So right now, ownCloud looks like it’s going to provide a platform for running Google Apps-style web apps (presumably with access to the files you have stored in ownCloud), but it doesn’t provide it yet. My next task, then, is to find a system that can provide me with “office productivity” functionality on my Microserver. There’s a few things that this functionality could include, but I’m looking for the “big three” functions of documents (primarily simple stuff for note-taking), spreadsheets and presentations. There’s a few solutions out there that aim to provide an open source could office suite, including Feng and Zimbra, but neither provide all three functions that I’m after, and both provide a lot of extra functionality (such as email) that I don’t need.

When I found a solution that gave me the three functions and was installable on my own server, I have to say it surprised me a bit – it was Drupal. The thing with Drupal is that while it’s a “content management system” (CMS), it’s extremely extensible and configurable, and can be made to handle pretty much any content you want in the way you want. Here are the steps I took to turn Drupal into my cloud office suite:

  1. I did a standard install of Drupal 6.2
  2. I disabled anonymous access, so even viewing the front page requires a login
  3. I installed Sheetnode. This is a Drupal module that’s based on SocialCalc, a Javascript-based spreadsheet system created by the co-author of VisiCalc, the original spreadsheet software. The SocialCalc code needs to be downloaded from GitHub seperately from the Sheetnode module. Once this is set up, you can create new Drupal nodes that contain a spreadsheet.
  4. I installed the Content Construction Kit (CCK) and s5 Presentational Player module. This allows you to view specially marked-up pages using Eric Myer’s Simple Standards-based Slideshow System (s5), which has been my preferred presentation format for a while. Getting it working required a fair bit of tweaking, and again some of the code (specifically the s5 engine) needs to be downloaded separately from the module. Luckily the author had a pretty good video explaining how to set it all up although it appears to be based on a slightly older version of Drupal so I still had to tinker a bit.
  5. As part of the s5 setup, I installed the Markdown filter. This lets you really easily create formatted text with wiki-like syntax that’s human readable and can be rendered as HTML. Only a subset of HTML tags are supported, but it’s fine for about 90% of the documents I’ll write, and I’m happy enough to code tags for anything else I need.
  6. Now the main functions were taken care of, all that remained was to make it easier to get to my documents. I started this by enabling the Search module, meaning all my documents would be indexed and searchable.
  7. I added 3 Primary Links which appear at the top of every page. One to create a new document (or presentation, since they use the same page), one to create a new spreadsheet, and one to view the list of all my documents. I also set the site’s homepage to show the list of all my documents, which gives it a nice Google Docs feel.
  8. I enabled Tags to allow my to quickly categorise all my documents as I go
  9. For Mobile access, I enabled the Mobile Theme module with Browscap to automatically switch the theme for mobile browsers. The theme I found to work best was Nokia Mobile, with the following tweaks to the styles.css improve the editing form when viewed on my phone (an HTC Legend): <pre>#edit-body {height: 20em;} .collapsible.collapsed {display:none;}</pre>

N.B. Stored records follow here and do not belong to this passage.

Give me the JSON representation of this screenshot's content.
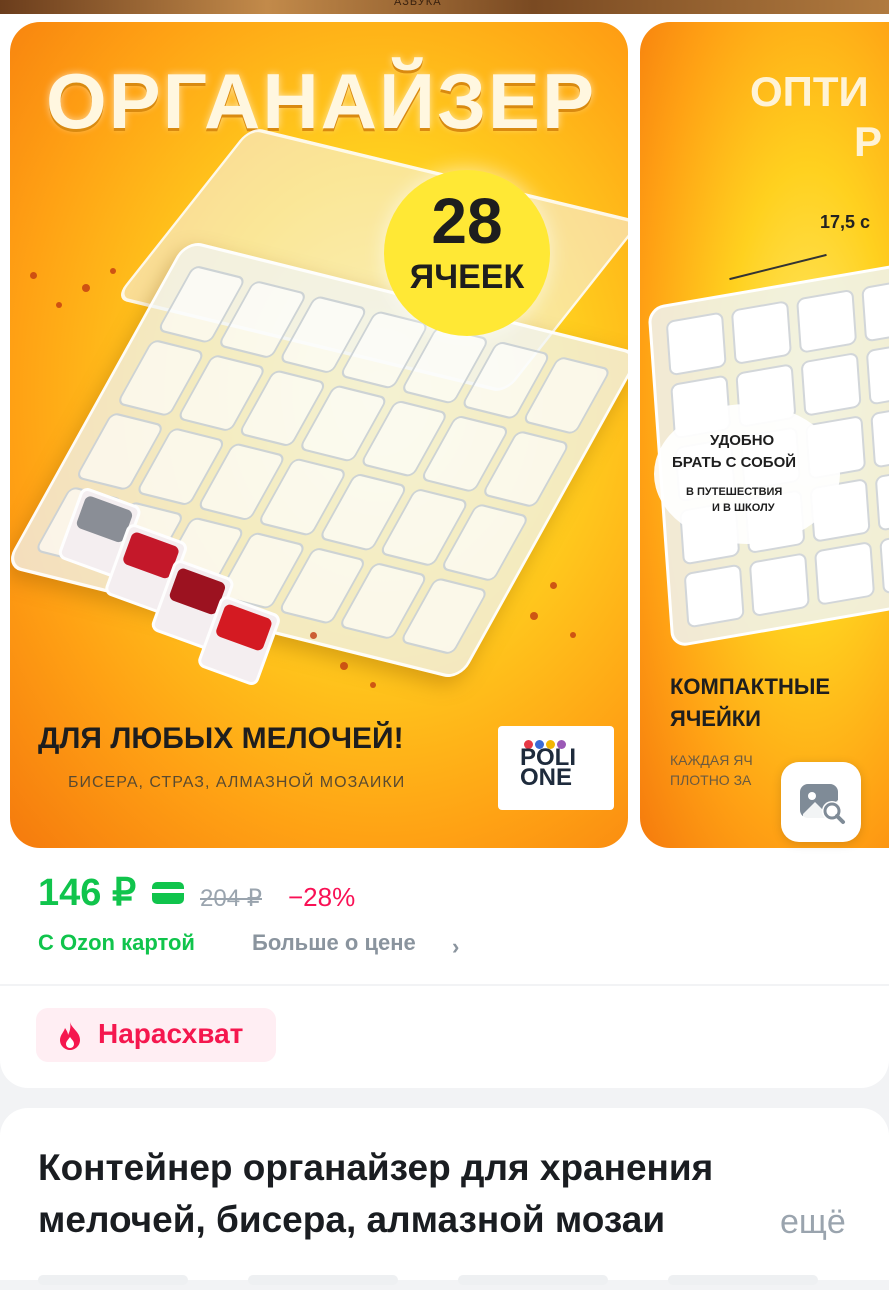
{
  "top_strip": {
    "text": "АЗБУКА"
  },
  "gallery": {
    "slide1": {
      "title": "ОРГАНАЙЗЕР",
      "badge_number": "28",
      "badge_word": "ЯЧЕЕК",
      "footer": "ДЛЯ ЛЮБЫХ МЕЛОЧЕЙ!",
      "subfooter": "БИСЕРА, СТРАЗ, АЛМАЗНОЙ МОЗАИКИ",
      "brand_line1": "POLI",
      "brand_line2": "ONE",
      "brand_colors": [
        "#e63946",
        "#3a6bd6",
        "#f2b705",
        "#9b59b6"
      ]
    },
    "slide2": {
      "title_line1": "ОПТИ",
      "title_line2": "Р",
      "measure": "17,5 с",
      "bubble_line1": "УДОБНО",
      "bubble_line2": "БРАТЬ С СОБОЙ",
      "bubble_line3": "В ПУТЕШЕСТВИЯ",
      "bubble_line4": "И В ШКОЛУ",
      "footer_line1": "КОМПАКТНЫЕ",
      "footer_line2": "ЯЧЕЙКИ",
      "footer_line3": "КАЖДАЯ ЯЧ",
      "footer_line4": "ПЛОТНО ЗА"
    },
    "search_icon": "image-search-icon"
  },
  "price": {
    "current": "146 ₽",
    "old": "204 ₽",
    "discount": "−28%",
    "ozon_card_label": "С Ozon картой",
    "more_label": "Больше о цене",
    "accent_color": "#10c44c",
    "discount_color": "#f91155"
  },
  "badge": {
    "label": "Нарасхват",
    "icon": "flame-icon",
    "color": "#f5174e"
  },
  "product": {
    "title_line1": "Контейнер органайзер для хранения",
    "title_line2": "мелочей, бисера, алмазной мозаи",
    "more": "ещё"
  }
}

This solution may not be spot on for everyone, although I see it as fairly optimal for the way I work. Alternatives (for the less text-oriented) might include using the s5 Book module included in the Presentational Player package, and using a WYSIWYG editor instead of Markdown.

One other things that is missing is real-time collaborative editing. There have been several projects started to implement these features in Drupal but not a lot of progress seems to have been made. The one promising-looking module is Etherpad Integration, although it appears to pull Etherpads from an existing installation rather than having the functionality in Drupal. Probably still worth a look if that’s what you’re after, especially if it can be made to work in conjunction with the new Node.js implementation of Etherpad.